**Description of the task**
Word for word, print all of the entries below.

**Supplied material**
_ _ _ _ _

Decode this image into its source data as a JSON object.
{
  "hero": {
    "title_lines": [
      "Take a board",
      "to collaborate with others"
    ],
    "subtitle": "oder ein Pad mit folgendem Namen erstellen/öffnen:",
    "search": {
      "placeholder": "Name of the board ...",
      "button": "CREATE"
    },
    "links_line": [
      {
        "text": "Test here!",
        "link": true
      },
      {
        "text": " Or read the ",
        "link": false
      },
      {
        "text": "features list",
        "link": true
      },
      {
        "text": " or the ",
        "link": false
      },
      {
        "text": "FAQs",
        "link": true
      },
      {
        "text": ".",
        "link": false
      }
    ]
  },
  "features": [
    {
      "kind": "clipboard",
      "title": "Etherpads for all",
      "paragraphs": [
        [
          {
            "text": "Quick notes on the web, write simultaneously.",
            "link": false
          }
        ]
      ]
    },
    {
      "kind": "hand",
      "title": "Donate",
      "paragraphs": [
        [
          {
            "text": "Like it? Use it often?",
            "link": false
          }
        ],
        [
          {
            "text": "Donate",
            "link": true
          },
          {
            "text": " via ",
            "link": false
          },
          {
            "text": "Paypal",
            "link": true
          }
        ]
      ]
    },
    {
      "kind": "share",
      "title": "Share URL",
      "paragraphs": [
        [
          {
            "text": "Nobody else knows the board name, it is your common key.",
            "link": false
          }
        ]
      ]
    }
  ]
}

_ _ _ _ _

**Exercise response**
Decode this image into its source data as a JSON object.
{
  "hero": {
    "title_lines": [
      "Take a board",
      "to collaborate with others"
    ],
    "subtitle": "oder ein Pad mit folgendem Namen erstellen/öffnen:",
    "search": {
      "placeholder": "Name of the board ...",
      "button": "CREATE"
    },
    "links_line": [
      {
        "text": "Test here!",
        "link": true
      },
      {
        "text": " Or read the ",
        "link": false
      },
      {
        "text": "features list",
        "link": true
      },
      {
        "text": " or the ",
        "link": false
      },
      {
        "text": "FAQs",
        "link": true
      },
      {
        "text": ".",
        "link": false
      }
    ]
  },
  "features": [
    {
      "kind": "clipboard",
      "title": "Etherpads for all",
      "paragraphs": [
        [
          {
            "text": "Quick notes on the web, write simultaneously.",
            "link": false
          }
        ]
      ]
    },
    {
      "kind": "hand",
      "title": "Donate",
      "paragraphs": [
        [
          {
            "text": "Like it? Use it often?",
            "link": false
          }
        ],
        [
          {
            "text": "Donate",
            "link": true
          },
          {
            "text": " via ",
            "link": false
          },
          {
            "text": "Paypal",
            "link": true
          }
        ]
      ]
    },
    {
      "kind": "share",
      "title": "Share URL",
      "paragraphs": [
        [
          {
            "text": "Nobody else knows the board name, it is your common key.",
            "link": false
          }
        ]
      ]
    }
  ]
}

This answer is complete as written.